The Cook report moved Virginia, with 13 electoral votes, from a toss-up to leaning toward Clinton. Although the Old Dominion became reliably Republican in presidential contests in the 1960s, Barack Obama won it in both 2008 and 2012 with a strong performance in the Washington, D.C. suburbs, something Clinton hopes to replicate.
North Carolina, which had been leaning Republican, is also now a toss-up, according to Cook. The Tar Heel State has been a swing state in recent elections; Obama won it in 2008, but Romney took it back in 2012.
Obama’s victories show just how important keeping the South solidly Republican is for a GOP nominee.

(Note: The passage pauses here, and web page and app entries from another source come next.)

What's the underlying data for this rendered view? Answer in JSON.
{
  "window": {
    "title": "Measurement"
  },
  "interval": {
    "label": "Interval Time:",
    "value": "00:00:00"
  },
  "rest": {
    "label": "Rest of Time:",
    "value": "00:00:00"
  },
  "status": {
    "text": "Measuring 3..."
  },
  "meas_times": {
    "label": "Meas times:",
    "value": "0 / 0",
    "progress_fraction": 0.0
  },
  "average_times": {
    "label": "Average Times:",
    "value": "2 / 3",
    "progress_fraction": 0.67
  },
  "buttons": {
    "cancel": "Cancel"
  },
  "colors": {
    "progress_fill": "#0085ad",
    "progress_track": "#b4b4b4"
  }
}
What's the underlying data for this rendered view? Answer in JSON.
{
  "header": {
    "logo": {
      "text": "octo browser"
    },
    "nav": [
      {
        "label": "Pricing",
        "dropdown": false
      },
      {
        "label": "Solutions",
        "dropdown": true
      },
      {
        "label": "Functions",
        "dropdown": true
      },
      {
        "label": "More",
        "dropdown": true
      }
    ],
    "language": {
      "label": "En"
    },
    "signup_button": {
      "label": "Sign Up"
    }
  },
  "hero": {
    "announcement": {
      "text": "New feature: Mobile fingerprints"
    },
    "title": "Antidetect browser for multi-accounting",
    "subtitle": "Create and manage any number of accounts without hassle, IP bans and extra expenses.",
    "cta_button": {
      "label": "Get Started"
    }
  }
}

Winning just three Southern states in 2008, and just two in 2012, was enough for him to put the Electoral College out of reach for John McCain and Romney.
In 2000, George W. Bush took 168 electoral votes out of the South, more than 60 percent of what he needed to win. In 2012, Romney carried only 138, barely half of what he needed, forcing him to make up the differences in regions that were less Republican-friendly, which he failed to do.
An April Mason-Dixon poll of voters in Mississippi also illustrated the scope of Trump’s potential problems in the South. His lead over Clinton was within the margin of error, meaning that the race in the Magnolia State was a statistical dead heat.
If deep-red Mississippi were to be in play come November, the rest of the South would likely also be in play, which could mean a very long election night for Trump.
Gillespie, a former Republican National Commitee chief and aide to President George W. Bush, may take on Democratic U.S. Senator Mark Warner
♦By Rich Shumate, Chickenfriedpolitcs.com editor
Gillespie, speaking to the Virginian-Pilot newspaper January 5 after meeting with Republican activists in Norfolk, said he has concluded that Warner can be beaten and will decide whether to run by early February.
“I have concluded it is a winnable race,” Gillespie said.
Should Gillespie run, it would set up a classic establishment-versus-Tea Party struggle within Republican ranks in the Old Dominion. Two former miltary officers, Howie Lind of McClean and Shak Hill of Centreville, are already in the race, running as outsiders and playing for Tea Party support.
Also, Virginia Republicans select their candidates through a convention, rather than a primary. That could level the playing field for an outsider candidate who can develop a strong cadre of supporters to turn out at the convention, which will be held in June in Roanoke.
Whoever wins the GOP nomination will face the formidable Warner, a former governor who already has more $7 million in cash on hand for the 2014 race — a huge head start over any of the Republicans in the field.
Gillespie told the Virginian-Pilot that he thinks Warner is vulnerable because he has voted with President Obama “97 percent of the time.”
However, Virginia is no longer reliably Republican as it once was. Obama carried the state twice, and GOP candidates lost all three statewide races in 2013.
Although he has never sought office before, Gillespie, 52, is the connsumate Washington insider. He was a communications strategist in Bush’s winning campaign in 2000 and went on to chair the Republican National Committee. In 2007, he became a counselor in the Bush White House.
In April 2012, after Mitt Romney was finally able to claim the Republican presidential nomination, Gillespie signed on as a senior adviser to the Romney campaign.
Gillespie also has a long association with Karl Rove, the Bush political consigliere who has frequently drawn the ire of the party’s Tea Party wing. He helped Rove create Crossroads GPS, the super-PAC that has backed establishment candidates facing Tea Party insurgencies.